**** EXTRACTED INFORMATION
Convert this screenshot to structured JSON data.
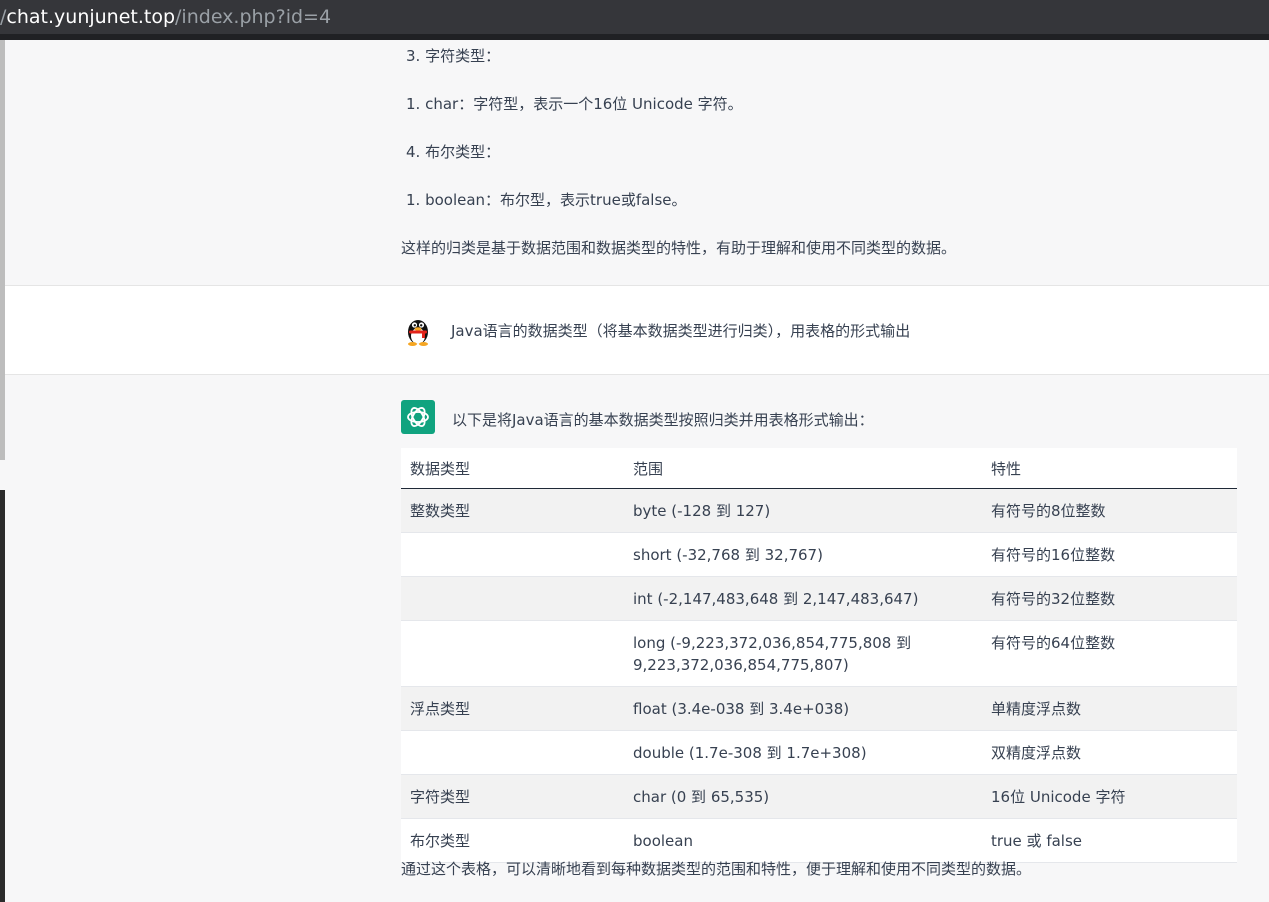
{
  "browser": {
    "url_prefix": "/",
    "url_host": "chat.yunjunet.top",
    "url_path": "/index.php?id=4"
  },
  "previous_answer": {
    "lines": [
      "3. 字符类型：",
      "1. char：字符型，表示一个16位 Unicode 字符。",
      "4. 布尔类型：",
      "1. boolean：布尔型，表示true或false。",
      "这样的归类是基于数据范围和数据类型的特性，有助于理解和使用不同类型的数据。"
    ]
  },
  "user_message": {
    "avatar_icon": "qq-penguin-icon",
    "text": "Java语言的数据类型（将基本数据类型进行归类），用表格的形式输出"
  },
  "assistant_message": {
    "avatar_icon": "openai-logo-icon",
    "accent_color": "#10a37f",
    "intro": "以下是将Java语言的基本数据类型按照归类并用表格形式输出：",
    "table": {
      "headers": [
        "数据类型",
        "范围",
        "特性"
      ],
      "rows": [
        [
          "整数类型",
          "byte (-128 到 127)",
          "有符号的8位整数"
        ],
        [
          "",
          "short (-32,768 到 32,767)",
          "有符号的16位整数"
        ],
        [
          "",
          "int (-2,147,483,648 到 2,147,483,647)",
          "有符号的32位整数"
        ],
        [
          "",
          "long (-9,223,372,036,854,775,808 到 9,223,372,036,854,775,807)",
          "有符号的64位整数"
        ],
        [
          "浮点类型",
          "float (3.4e-038 到 3.4e+038)",
          "单精度浮点数"
        ],
        [
          "",
          "double (1.7e-308 到 1.7e+308)",
          "双精度浮点数"
        ],
        [
          "字符类型",
          "char (0 到 65,535)",
          "16位 Unicode 字符"
        ],
        [
          "布尔类型",
          "boolean",
          "true 或 false"
        ]
      ]
    },
    "outro": "通过这个表格，可以清晰地看到每种数据类型的范围和特性，便于理解和使用不同类型的数据。"
  }
}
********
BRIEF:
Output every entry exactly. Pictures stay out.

ANSWER FOR THE TASK:
Convert this screenshot to structured JSON data.
{
  "browser": {
    "url_prefix": "/",
    "url_host": "chat.yunjunet.top",
    "url_path": "/index.php?id=4"
  },
  "previous_answer": {
    "lines": [
      "3. 字符类型：",
      "1. char：字符型，表示一个16位 Unicode 字符。",
      "4. 布尔类型：",
      "1. boolean：布尔型，表示true或false。",
      "这样的归类是基于数据范围和数据类型的特性，有助于理解和使用不同类型的数据。"
    ]
  },
  "user_message": {
    "avatar_icon": "qq-penguin-icon",
    "text": "Java语言的数据类型（将基本数据类型进行归类），用表格的形式输出"
  },
  "assistant_message": {
    "avatar_icon": "openai-logo-icon",
    "accent_color": "#10a37f",
    "intro": "以下是将Java语言的基本数据类型按照归类并用表格形式输出：",
    "table": {
      "headers": [
        "数据类型",
        "范围",
        "特性"
      ],
      "rows": [
        [
          "整数类型",
          "byte (-128 到 127)",
          "有符号的8位整数"
        ],
        [
          "",
          "short (-32,768 到 32,767)",
          "有符号的16位整数"
        ],
        [
          "",
          "int (-2,147,483,648 到 2,147,483,647)",
          "有符号的32位整数"
        ],
        [
          "",
          "long (-9,223,372,036,854,775,808 到 9,223,372,036,854,775,807)",
          "有符号的64位整数"
        ],
        [
          "浮点类型",
          "float (3.4e-038 到 3.4e+038)",
          "单精度浮点数"
        ],
        [
          "",
          "double (1.7e-308 到 1.7e+308)",
          "双精度浮点数"
        ],
        [
          "字符类型",
          "char (0 到 65,535)",
          "16位 Unicode 字符"
        ],
        [
          "布尔类型",
          "boolean",
          "true 或 false"
        ]
      ]
    },
    "outro": "通过这个表格，可以清晰地看到每种数据类型的范围和特性，便于理解和使用不同类型的数据。"
  }
}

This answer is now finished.